A 10-participants study showed that broad-based treatments plus personalized therapy might counteract memory loss in Alzheimer patients.
Researchers from the Buck Institute for Research on Aging and the University of California, Los Angeles (UCLA) Easton Laboratories for Neurodegenerative Disease Research used quantitative MRI, neuropsychological testing and a 36-point therapeutic personalized program to examine patients with degenerative brain conditions.
Alzheimer’s symptoms are challenging for scientists. Although the numerous tests researchers have conducted, they could not find symptoms related to the disease, except for memory loss. During this trial, researchers have studied 36 different variables they consider may lead to the appearance of Alzheimer’s. The variables included exercise, diet, medications, sleep habits, brain stimulation, among others.

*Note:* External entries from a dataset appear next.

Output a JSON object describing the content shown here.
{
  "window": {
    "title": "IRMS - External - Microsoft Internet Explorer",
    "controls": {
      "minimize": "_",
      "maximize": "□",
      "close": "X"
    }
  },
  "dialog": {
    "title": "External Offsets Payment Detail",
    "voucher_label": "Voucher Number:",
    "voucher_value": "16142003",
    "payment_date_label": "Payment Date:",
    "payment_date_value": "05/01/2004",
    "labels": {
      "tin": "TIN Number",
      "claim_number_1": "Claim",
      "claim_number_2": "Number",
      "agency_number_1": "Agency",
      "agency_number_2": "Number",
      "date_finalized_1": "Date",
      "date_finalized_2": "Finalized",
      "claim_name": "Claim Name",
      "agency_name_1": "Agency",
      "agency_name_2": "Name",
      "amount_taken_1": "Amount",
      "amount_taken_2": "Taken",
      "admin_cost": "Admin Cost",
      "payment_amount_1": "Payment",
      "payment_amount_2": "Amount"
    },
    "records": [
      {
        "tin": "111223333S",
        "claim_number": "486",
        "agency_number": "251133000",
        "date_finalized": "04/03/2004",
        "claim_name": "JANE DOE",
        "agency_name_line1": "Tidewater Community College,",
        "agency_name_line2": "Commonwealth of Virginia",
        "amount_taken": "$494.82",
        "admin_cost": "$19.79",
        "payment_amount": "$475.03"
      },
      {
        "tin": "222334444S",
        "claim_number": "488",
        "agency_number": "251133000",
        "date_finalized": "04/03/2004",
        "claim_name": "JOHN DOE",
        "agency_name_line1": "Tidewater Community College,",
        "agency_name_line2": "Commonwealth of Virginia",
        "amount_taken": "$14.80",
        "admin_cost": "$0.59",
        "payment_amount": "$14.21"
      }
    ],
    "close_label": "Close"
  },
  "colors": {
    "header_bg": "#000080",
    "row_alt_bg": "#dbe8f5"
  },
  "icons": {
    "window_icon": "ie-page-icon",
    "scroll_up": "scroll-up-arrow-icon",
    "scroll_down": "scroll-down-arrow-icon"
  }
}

During a period of 5 to 24 months, scientist evaluated the way the variables might have to affect the brain activity on each subject. The time varied from one patient to another. Among the 10 participants, different brain conditions required, depending on the cases, more or less evaluation.

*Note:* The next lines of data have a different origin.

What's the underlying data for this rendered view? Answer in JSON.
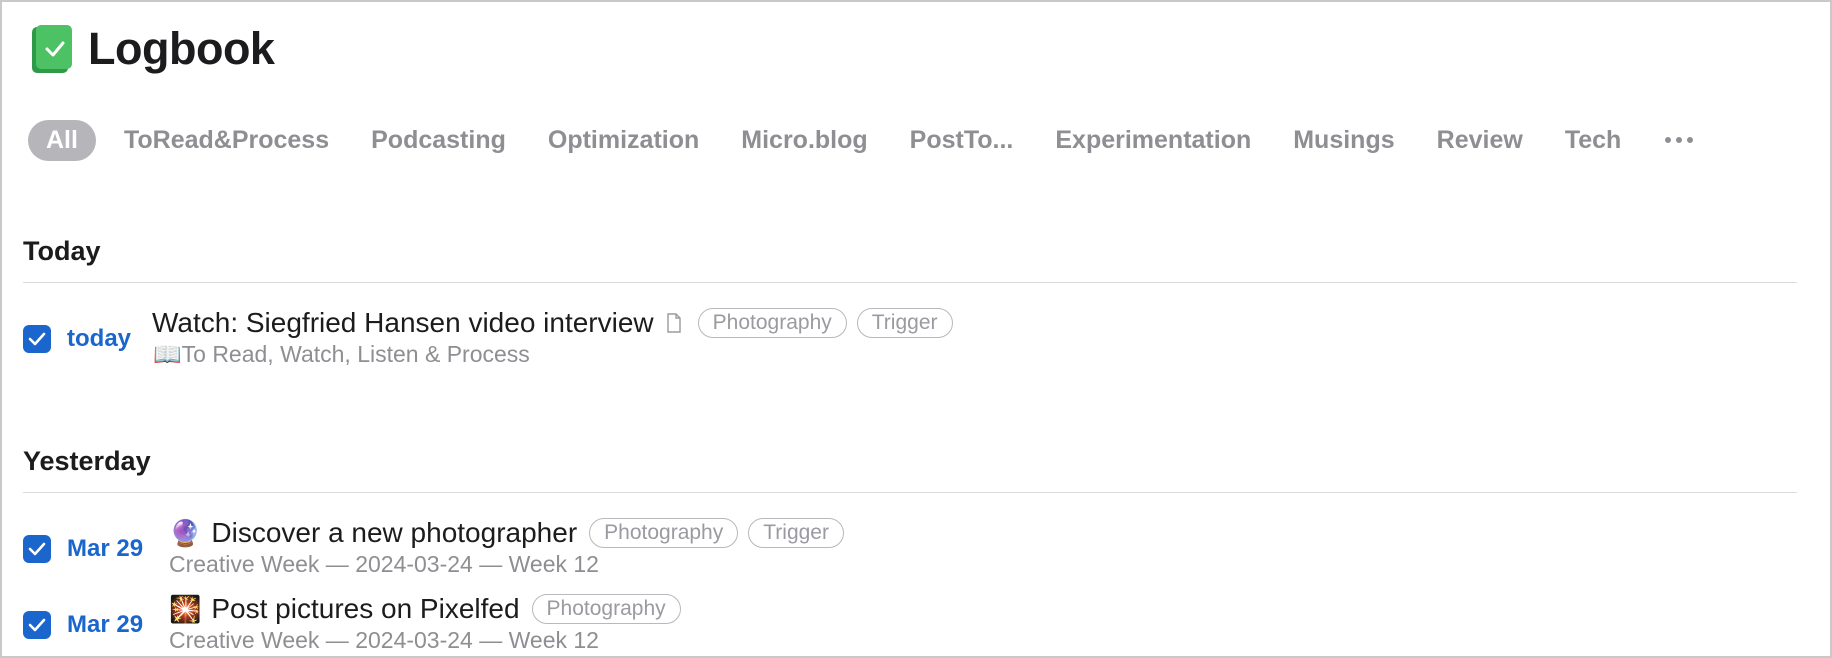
{
  "app": {
    "title": "Logbook",
    "icon": "logbook-icon",
    "accent_color": "#1a66cc",
    "icon_color": "#4cc264"
  },
  "tabs": [
    {
      "label": "All",
      "active": true
    },
    {
      "label": "ToRead&Process"
    },
    {
      "label": "Podcasting"
    },
    {
      "label": "Optimization"
    },
    {
      "label": "Micro.blog"
    },
    {
      "label": "PostTo..."
    },
    {
      "label": "Experimentation"
    },
    {
      "label": "Musings"
    },
    {
      "label": "Review"
    },
    {
      "label": "Tech"
    }
  ],
  "tabs_more_icon": "more-icon",
  "sections": [
    {
      "title": "Today",
      "items": [
        {
          "completed": true,
          "date": "today",
          "title": "Watch: Siegfried Hansen video interview",
          "has_notes": true,
          "tags": [
            "Photography",
            "Trigger"
          ],
          "subtitle": "📖To Read, Watch, Listen & Process"
        }
      ]
    },
    {
      "title": "Yesterday",
      "items": [
        {
          "completed": true,
          "date": "Mar 29",
          "emoji": "🔮",
          "title": "Discover a new photographer",
          "tags": [
            "Photography",
            "Trigger"
          ],
          "subtitle": "Creative Week — 2024-03-24 — Week 12"
        },
        {
          "completed": true,
          "date": "Mar 29",
          "emoji": "🎇",
          "title": "Post pictures on Pixelfed",
          "tags": [
            "Photography"
          ],
          "subtitle": "Creative Week — 2024-03-24 — Week 12"
        }
      ]
    }
  ]
}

“All of these patients had either well-defined mild cognitive impairment (MCI), subjective cognitive impairment (SCI) or had been diagnosed with Alzheimer’s disease before beginning the program,” Dale Bredesen, MD, a professor at the Buck Institute and professor at the Easton Laboratories for Neurodegenerative Disease Research at UCLA, said in a statement.
Researchers found out that all patients showed significant improvements in memory and cognitive abilities. Indeed, among participants, there were some who were already retired or were considering retirement because of low performance on tasks. After noting definite improvements on their brain abilities, some of them went back to work.

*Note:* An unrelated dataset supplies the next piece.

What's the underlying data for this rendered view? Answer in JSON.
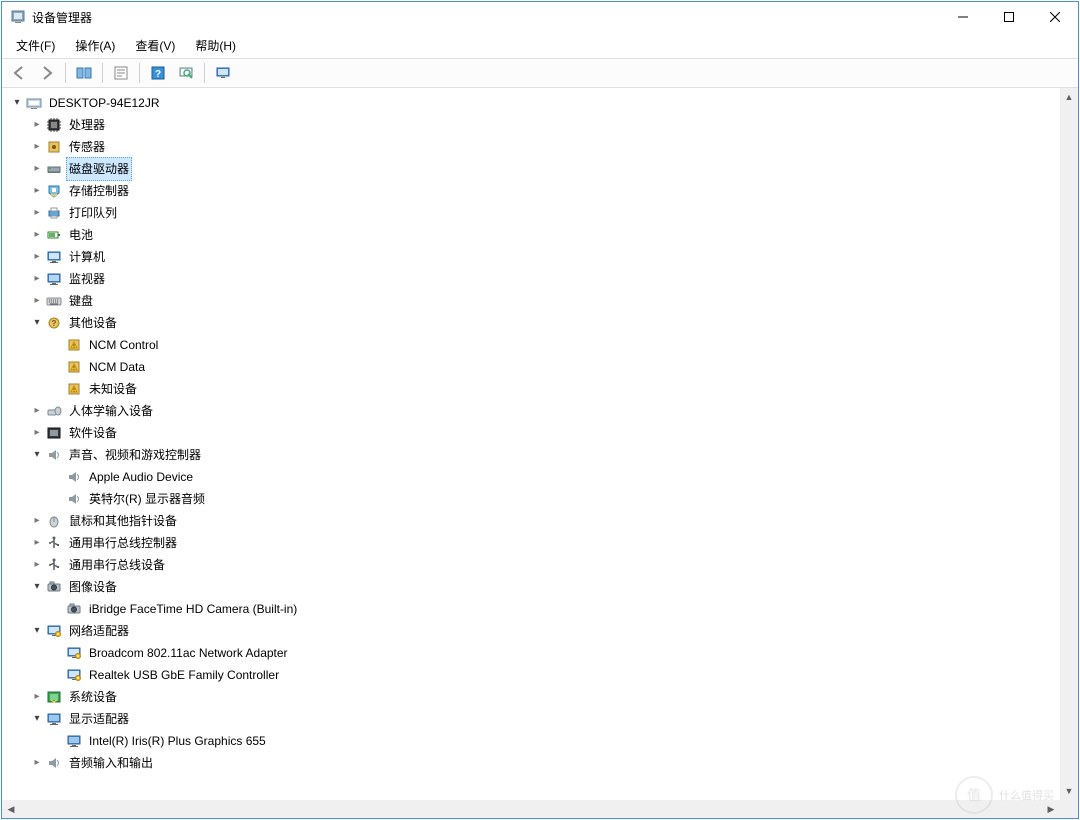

According to Bredesen, the study showed a remarkable rate of success. However, it needs to be conducted in a significant number of patients from different locations.
“The magnitude of improvement in these ten patients is unprecedented, providing additional objective evidence that this programmatic approach to cognitive decline is highly effective. “Even though we see the far-reaching implications of this success, we also realize that this is a slight study that needs to be replicated in larger numbers at various sites,” Bredesen said.
Pioneer research in memory loss reversal
Even if several types of research are working on Alzheimer issues, this is the first study where it has been scientifically proved that memory loss can be reversed.
This small trial is not just showing that there are easier ways to face Alzheimer condition, but it is also bringing to light a different method for the detection of the brain disease. Scientists say that old device to tackle Alzheimer’s were not enough to improve patient’s quality of life.
With what they have found, researchers encourage people to be aware of APOE4 (genetic risk to contract Alzheimer) genetic status. If the disease is detected in time, there are techniques and methods modern medicine have guaranteed as proper solutions to Alzheimer patients.
Three striking cases
During the study, three striking cases called researchers’ attention. There was a 66-year-old participant whose neuropsychological testing presented high levels of compatibility with a diagnosis of MCI (a brain condition characterized by minor problems with the health and mental abilities). Also, this patient Positron Emission Tomography results showed low glucose utilization, what was a sign of Alzheimer. The hippocampal volume was only at the 17th percentile, according to MRI’s scans.
After a ten-month treatment, the patient was submitted to new MRI screening and his hippocampal volume increased to 75th percentile (12 percent increase), a dramatic rise as per researchers’ report.
There was another remarkable case of a 69-year-old entrepreneur who was about to get his retirement. This participant had gone through the progressive loss of his memory during last 11 years.
Results for the first six months showed that the subject presented an improvement in his memory. He continued as the participant of the study and after 22 months, he returned for a quantitative neuropsychological testing. Researchers found out significant improvements in his mental abilities, including an 84th percentile rise in his long-term memory.
— Alzheimer's Assoc. (@alzassociation) June 9, 2016
The third striking case reported by the scientists was linked to facial recognition and Dysnomia. The 49-year old woman had some difficulties retrieving words, recalling foreign languages she had learned, and distinguishing faces. She was diagnosed in the early stages of cognitive decline, so, she participated in the trial after undergoing quantitative neuropsychological testing.
Several months after, she showed definite improvements in vocabulary recalling, reading, mental clarity, scientific assessment, and facial recognition. Researchers also reported that after nine months in the programs, the lady presented no longer evidence of cognitive decline.
65 percent of US Alzheimer cases involves APOE4 (primary genetic risk factor to develop Alzheimer). Former medical techniques avoided testing for APOE because it was thought that even if discovered, there was nothing to do to counteract it.
Nowadays, researchers state that the sooner the better. They encourage people to determine their APOE4 genetic status to go on prevention.
Source: Buck Institute